Verizon (VZ) has been perpetually over valued throughout all three periods, because its capital spending is out of whack, and even though it announced recently that it had sold a ton of Apple (AAPL) iPhones, it also announced that margins were decreasing.
IBM (IBM), on the other hand, has been a real killer stock as the company was transformed from a computer mainframe company to a service company with massive margins and capital spending that is non-existent. Services in tech are extremely high-margin businesses, and that is why the stock has consistently risen through the last 12 years. You can see why Mr. Buffett bought IBM and Intel (INTC), but you can also see why he made IBM the bigger order, as IBM’s numbers are twice as good as Intel’s are.
Cisco Systems (CSCO) is an example of what can happen to you when you overpay and don’t pay any attention to the fundamentals when investing. It has been a tale of two extremes. Extremely overbought in 2000 to extremely over sold in 2009. Now it sits around doing nothing and still trades at a deep discount.

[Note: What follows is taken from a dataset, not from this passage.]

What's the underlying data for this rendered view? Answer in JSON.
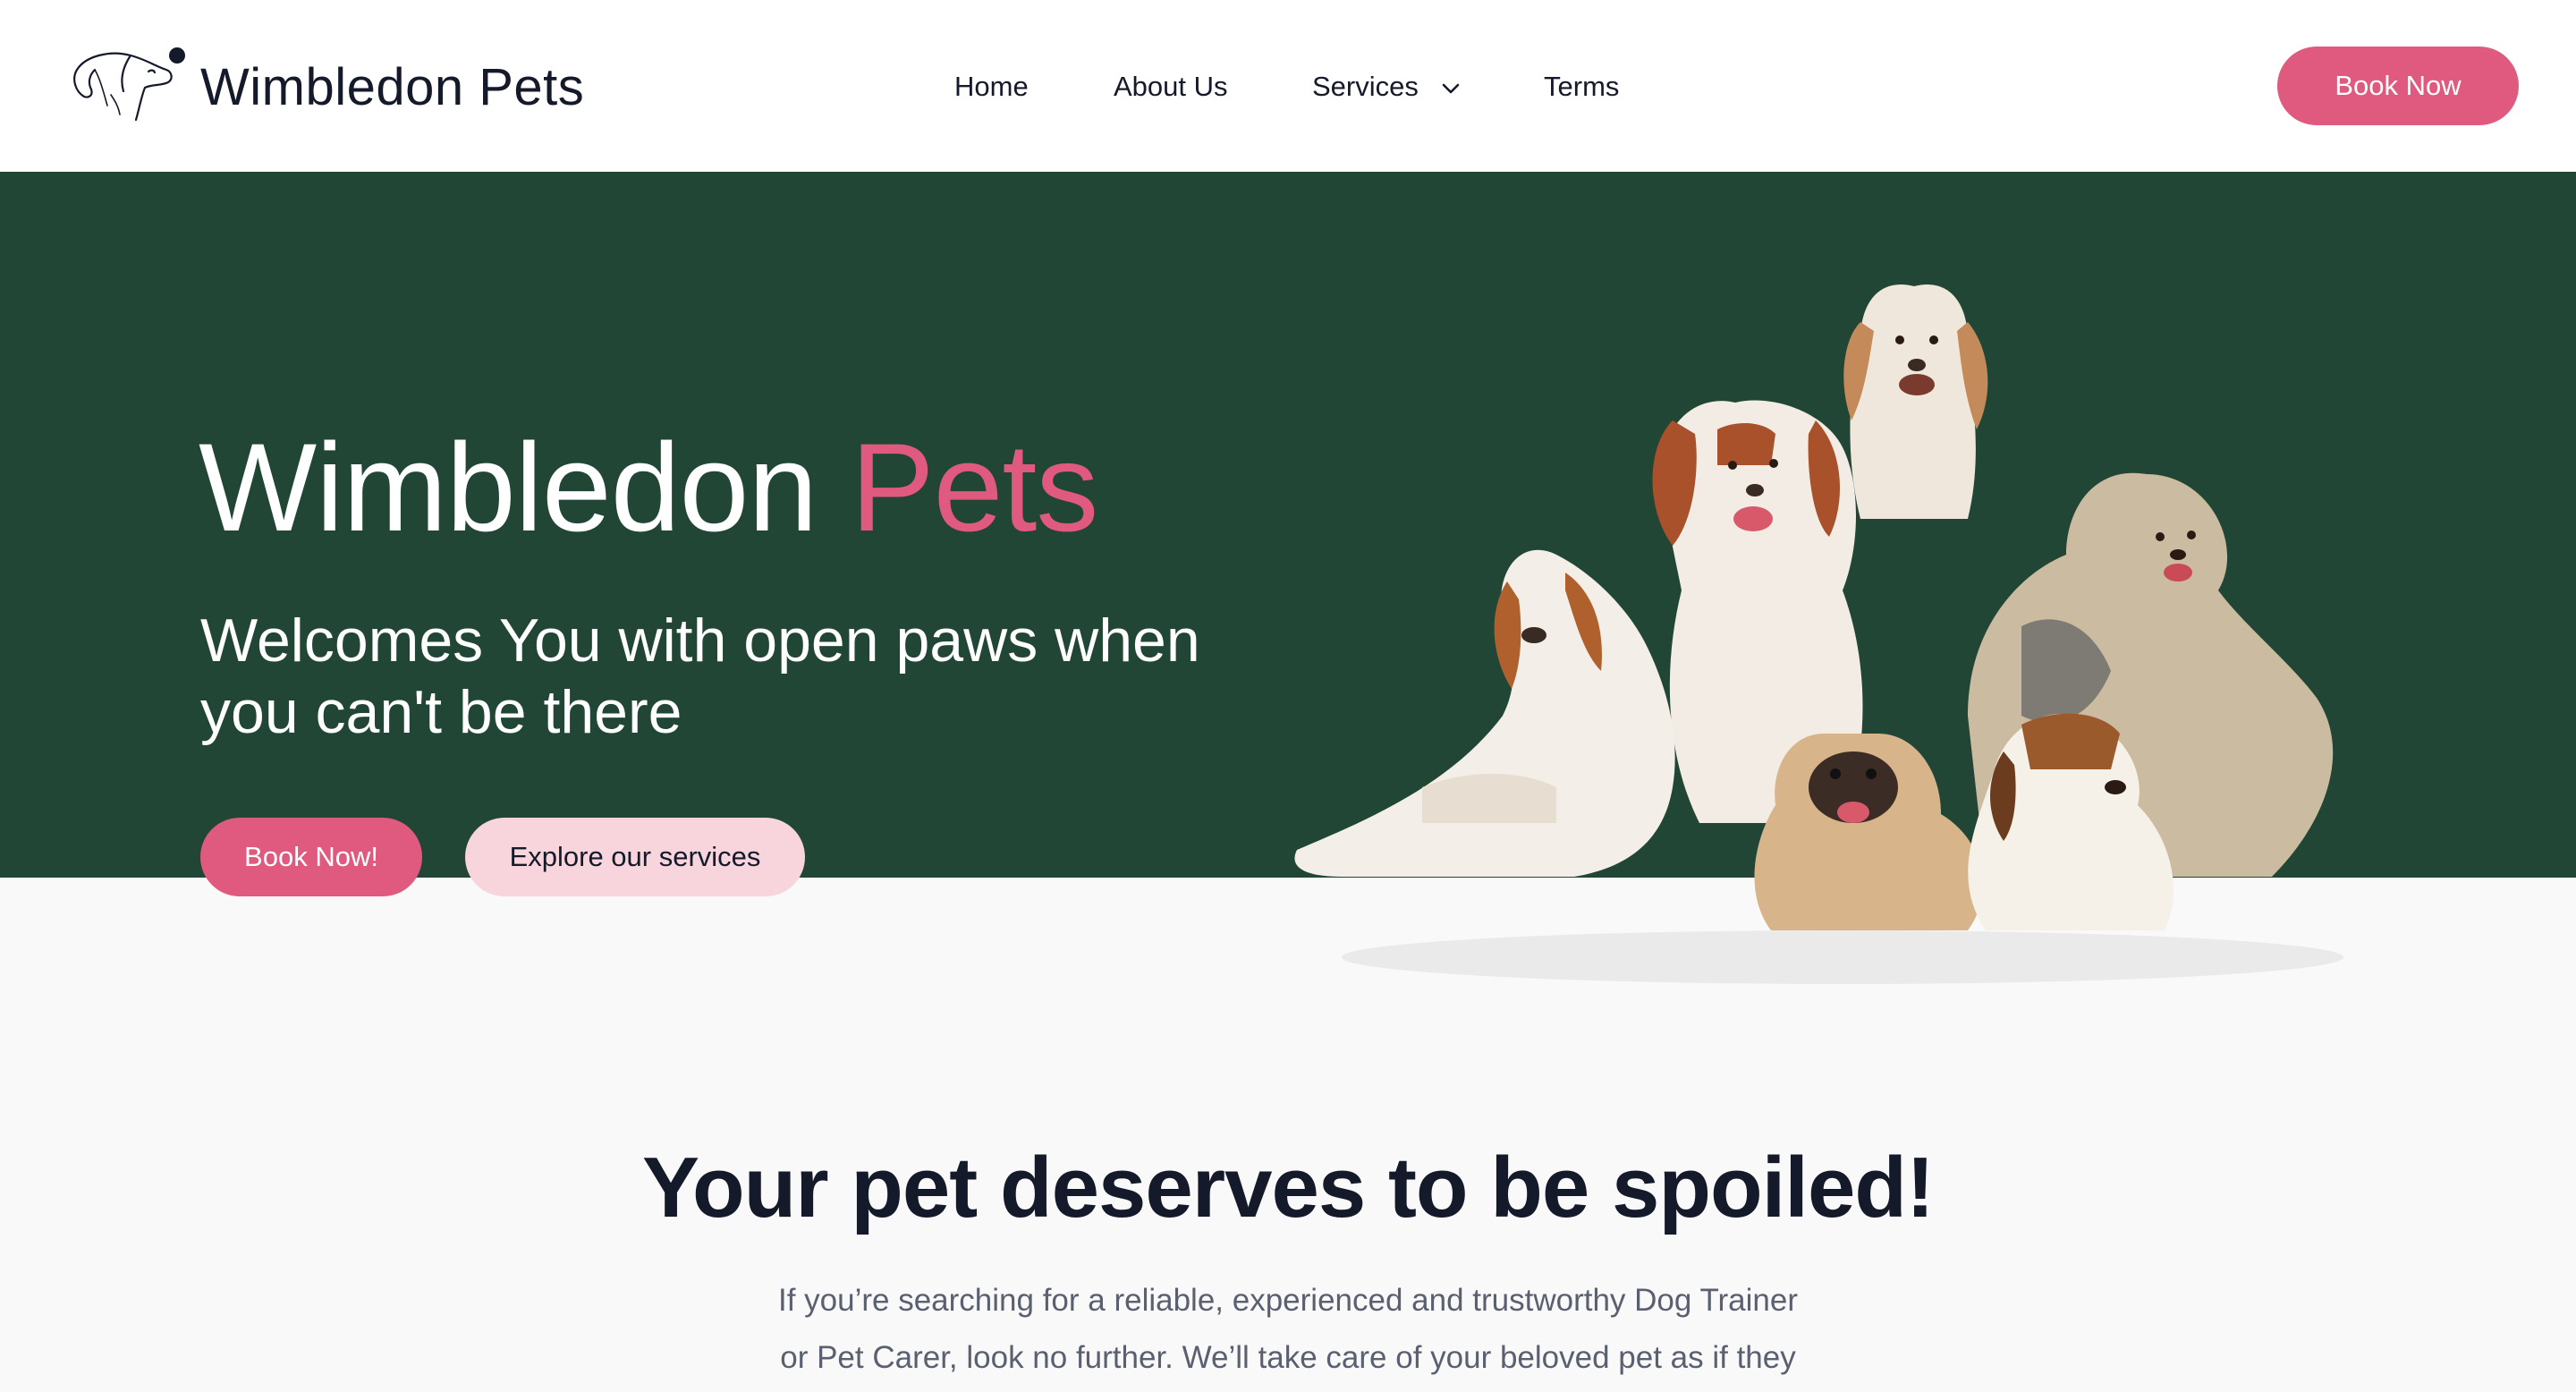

Disclaimer: Always remember that these are the results of our research based on the methodology that I have outlined above and in other articles previously published. This research is provided as an educational tool and should not be considered investment advice, but just the results of our research. There are many ways to analyze a stock and you should never blindly follow anyone’s work without doing your own due diligence or by seeking the help of an investment advisor, if you so need one. As Registered Investment Advisors, we see it as our responsibility to advise the following: We take our research seriously, we do our best to get it right, and we “eat our own cooking,” but we could be wrong. Please note, investments involve risk and unless otherwise stated, are not guaranteed. Past performance cannot be used as an indicator to determine future results. Strategies mentioned may not be suitable for everyone. We do not know your personal financial situation, so the information contained in this communiqué represents the opinions of Peter “Mycroft” Psaras, and should not be construed as personalized investment advice. Information expressed does not take into account your specific situation or objectives, and is not intended as recommendations appropriate for you. Before acting on any information mentioned, it is recommended to seek advice from a qualified tax or investment adviser to determine whether it is suitable for your specific situation.